Task brief
Which lines of the records below contain the string "JSON"? Report each of them.

[[ Stored data open ]]

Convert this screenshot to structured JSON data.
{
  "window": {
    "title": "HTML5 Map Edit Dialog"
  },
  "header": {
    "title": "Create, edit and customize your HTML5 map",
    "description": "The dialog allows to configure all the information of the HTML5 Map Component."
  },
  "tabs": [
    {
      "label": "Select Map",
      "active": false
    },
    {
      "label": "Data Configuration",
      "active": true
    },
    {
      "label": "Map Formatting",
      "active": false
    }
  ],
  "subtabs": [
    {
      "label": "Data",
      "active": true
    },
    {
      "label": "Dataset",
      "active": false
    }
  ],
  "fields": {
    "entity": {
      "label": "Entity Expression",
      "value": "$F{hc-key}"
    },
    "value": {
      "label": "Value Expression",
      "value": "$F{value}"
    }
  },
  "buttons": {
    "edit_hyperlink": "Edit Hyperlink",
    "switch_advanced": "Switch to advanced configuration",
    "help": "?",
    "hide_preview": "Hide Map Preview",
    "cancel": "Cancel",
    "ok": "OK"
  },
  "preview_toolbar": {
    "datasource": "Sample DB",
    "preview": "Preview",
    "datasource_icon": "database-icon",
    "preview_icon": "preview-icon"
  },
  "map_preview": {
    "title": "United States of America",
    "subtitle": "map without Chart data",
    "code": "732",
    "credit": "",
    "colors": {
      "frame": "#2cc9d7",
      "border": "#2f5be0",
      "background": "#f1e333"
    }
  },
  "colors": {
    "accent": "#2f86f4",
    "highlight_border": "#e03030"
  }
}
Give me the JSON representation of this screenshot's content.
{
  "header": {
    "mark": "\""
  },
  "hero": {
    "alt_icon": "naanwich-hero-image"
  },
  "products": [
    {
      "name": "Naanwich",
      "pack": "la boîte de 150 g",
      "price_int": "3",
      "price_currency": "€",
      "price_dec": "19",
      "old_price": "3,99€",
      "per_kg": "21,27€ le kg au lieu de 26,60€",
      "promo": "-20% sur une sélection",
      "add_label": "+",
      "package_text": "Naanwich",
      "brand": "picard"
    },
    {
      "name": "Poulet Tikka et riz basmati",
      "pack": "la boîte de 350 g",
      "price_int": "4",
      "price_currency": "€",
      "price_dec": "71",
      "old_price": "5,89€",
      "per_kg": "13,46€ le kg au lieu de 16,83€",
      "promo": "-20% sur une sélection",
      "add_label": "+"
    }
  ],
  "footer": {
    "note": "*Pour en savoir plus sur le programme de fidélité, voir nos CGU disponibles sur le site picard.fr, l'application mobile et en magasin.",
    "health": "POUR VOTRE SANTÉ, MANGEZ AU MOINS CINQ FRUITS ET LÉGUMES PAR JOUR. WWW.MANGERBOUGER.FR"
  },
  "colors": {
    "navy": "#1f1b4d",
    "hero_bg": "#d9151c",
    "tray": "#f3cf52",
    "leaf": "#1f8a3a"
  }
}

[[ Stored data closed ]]
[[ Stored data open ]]

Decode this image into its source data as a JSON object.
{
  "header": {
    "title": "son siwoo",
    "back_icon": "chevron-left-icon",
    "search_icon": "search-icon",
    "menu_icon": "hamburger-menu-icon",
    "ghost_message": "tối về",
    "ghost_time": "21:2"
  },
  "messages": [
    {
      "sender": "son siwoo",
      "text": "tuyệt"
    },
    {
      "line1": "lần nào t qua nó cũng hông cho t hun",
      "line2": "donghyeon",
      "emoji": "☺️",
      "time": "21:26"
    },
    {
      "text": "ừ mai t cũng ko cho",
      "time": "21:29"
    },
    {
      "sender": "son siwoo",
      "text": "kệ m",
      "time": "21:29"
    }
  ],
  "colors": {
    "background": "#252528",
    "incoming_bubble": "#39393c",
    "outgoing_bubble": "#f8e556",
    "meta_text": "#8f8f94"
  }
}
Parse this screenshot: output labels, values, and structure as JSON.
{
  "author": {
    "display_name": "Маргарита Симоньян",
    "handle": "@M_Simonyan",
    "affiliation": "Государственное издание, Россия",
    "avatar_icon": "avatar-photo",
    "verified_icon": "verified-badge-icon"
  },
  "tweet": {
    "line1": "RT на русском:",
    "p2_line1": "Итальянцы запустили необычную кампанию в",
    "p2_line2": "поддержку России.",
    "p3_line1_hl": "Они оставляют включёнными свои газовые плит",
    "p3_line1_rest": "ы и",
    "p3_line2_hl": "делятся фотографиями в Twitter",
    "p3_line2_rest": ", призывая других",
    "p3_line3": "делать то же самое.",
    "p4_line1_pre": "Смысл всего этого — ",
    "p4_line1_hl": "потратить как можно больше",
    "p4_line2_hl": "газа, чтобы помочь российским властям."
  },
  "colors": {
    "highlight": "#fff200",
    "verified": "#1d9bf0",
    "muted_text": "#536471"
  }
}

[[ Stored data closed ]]

Completed exercise
Convert this screenshot to structured JSON data.
Give me the JSON representation of this screenshot's content.
Decode this image into its source data as a JSON object.
Parse this screenshot: output labels, values, and structure as JSON.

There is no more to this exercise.